Like Hamilton himself, most of today’s retired seniors don’t spend the money they have and own houses that are mortgage free. If they ever face financial duress, he said, they could tap the equity from those homes: renting rooms out, selling or downsizing, or resort to reverse mortgages. But most don’t do any of those things. “They live in their houses as long as they can. They don’t access home equity. They don’t withdraw money from their RRSPs as fast as possible. They continue to save as seniors.”
While the event was billed as “Retire Rich,” Hamilton said “saving for retirement is not about getting rich. If you want to get rich, you save as much as you can all the time and never spend. You live like a pauper but you won’t be happy and your marriage won’t last. Retirement saving isn’t about getting rich; it’s about finding a way to save enough of the income earned in your work life so that in retirement you can have a similar standard of living.”
Those making a minimum wage can save nothing and end up with as much disposable income in retirement as during their working lives. That’s because at age 65, the Government will give a single Ontario resident $19,000, most of it after-tax income. That consists of $7,000 from Old Age Security and $11,000 from the Guaranteed Income Supplement, $2,500 from refundable tax credits and “believe it or not” $500 from CPP, he clarified in a later Q&A session. “There is no poverty for Canadian seniors; the poor people in Canada are young.”

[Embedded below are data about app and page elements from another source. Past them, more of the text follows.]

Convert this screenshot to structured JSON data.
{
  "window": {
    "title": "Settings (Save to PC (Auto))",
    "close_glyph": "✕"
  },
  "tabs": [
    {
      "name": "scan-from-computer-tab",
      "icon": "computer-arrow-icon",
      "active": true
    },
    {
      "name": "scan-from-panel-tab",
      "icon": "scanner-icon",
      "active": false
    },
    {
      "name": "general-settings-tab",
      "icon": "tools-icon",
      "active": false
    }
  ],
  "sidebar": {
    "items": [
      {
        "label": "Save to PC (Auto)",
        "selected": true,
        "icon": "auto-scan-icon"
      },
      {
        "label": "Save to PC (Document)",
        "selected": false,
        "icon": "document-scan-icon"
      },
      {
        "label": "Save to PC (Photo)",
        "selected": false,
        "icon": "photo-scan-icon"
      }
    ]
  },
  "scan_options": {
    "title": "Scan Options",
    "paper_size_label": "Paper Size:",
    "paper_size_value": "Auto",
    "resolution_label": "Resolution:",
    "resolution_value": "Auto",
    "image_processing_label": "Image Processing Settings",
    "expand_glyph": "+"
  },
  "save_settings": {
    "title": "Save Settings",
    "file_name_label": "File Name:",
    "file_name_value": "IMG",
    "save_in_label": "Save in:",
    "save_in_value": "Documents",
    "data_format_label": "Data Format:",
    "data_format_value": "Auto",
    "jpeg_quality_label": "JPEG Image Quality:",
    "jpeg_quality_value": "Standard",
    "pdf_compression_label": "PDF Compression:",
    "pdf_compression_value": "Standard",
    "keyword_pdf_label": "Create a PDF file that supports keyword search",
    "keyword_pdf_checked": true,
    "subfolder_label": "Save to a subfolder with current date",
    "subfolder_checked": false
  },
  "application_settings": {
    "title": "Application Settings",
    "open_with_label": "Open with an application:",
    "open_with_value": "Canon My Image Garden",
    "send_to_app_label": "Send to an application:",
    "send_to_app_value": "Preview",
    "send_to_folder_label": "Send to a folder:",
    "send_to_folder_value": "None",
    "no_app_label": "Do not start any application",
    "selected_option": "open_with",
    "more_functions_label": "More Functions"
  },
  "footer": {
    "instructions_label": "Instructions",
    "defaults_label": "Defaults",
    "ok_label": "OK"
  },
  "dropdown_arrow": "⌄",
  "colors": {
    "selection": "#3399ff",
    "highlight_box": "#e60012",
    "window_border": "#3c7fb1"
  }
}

Why 52% replacement ratio may be fine
MoneySense subscribers attending such an event will of course be aiming for a higher retirement income. Hamilton said a typical Toronto couple with two incomes totaling $120,000 a year probably spend $480,000 on a modest house and have two kids. If they save five times their gross earnings and accumulate $600,000 in capital, they could replace 52% of their income in retirement. To get there, they’d simply need to save 6% of their income between ages 25 and 65, at which point they could retire. They would direct 23% of earnings to taxes, CPP and EI, and another 23% to pay for the house and kids. In all, 52% of their gross working income goes to taxes, savings, the house and children. At 65, all those expenditures disappear. The $600,000 capital will replace 20% of the income they were earning in their working lives, and CPP and OAS will generate 32%, for a total 52% replacement ratio. That will allow them to spend as much on themselves as they did when they were working.
Ironically, childless couples that rent will need to replace more of their working income – probably 70% — because they have been accustomed to having more disposable income. For parents, the house and kids should be the spending priorities in the first half of their working lives. They should be fine if they start to save a reasonable amount by their 40s.
While the pre-budget hype was that Canadian baby boomers were going to have to delay their retirement after Thursday’s federal budget was unveiled, their Findependence Day has not been severely postponed for anyone who is now 54 years old or older as of March 31, 2012.
As expected, the Old Age Security eligibility age will rise gradually from the current 65 to 67 but this doesn’t start to happen until 2023, according to the just-released budget. When you add the 11-year notification of this change to the six-year phase-in between 2023 and 2029, I’d agree with Finance Minister Jim Flaherty that Canadians [or their financial planners] have “ample time to make adjustments to their retirement plans.”
For younger people born on or after Feb. 1, 1962, OAS eligibility will be age 67. Technically, boomers were born between 1946 and 1964 but in my view, if you were born between 1962 and 1964, you likely didn’t grieve over the JFK assassination and can hardly be considered a true baby boomer.
Delaying retirement: OAS takes a leaf from deferred CPP benefits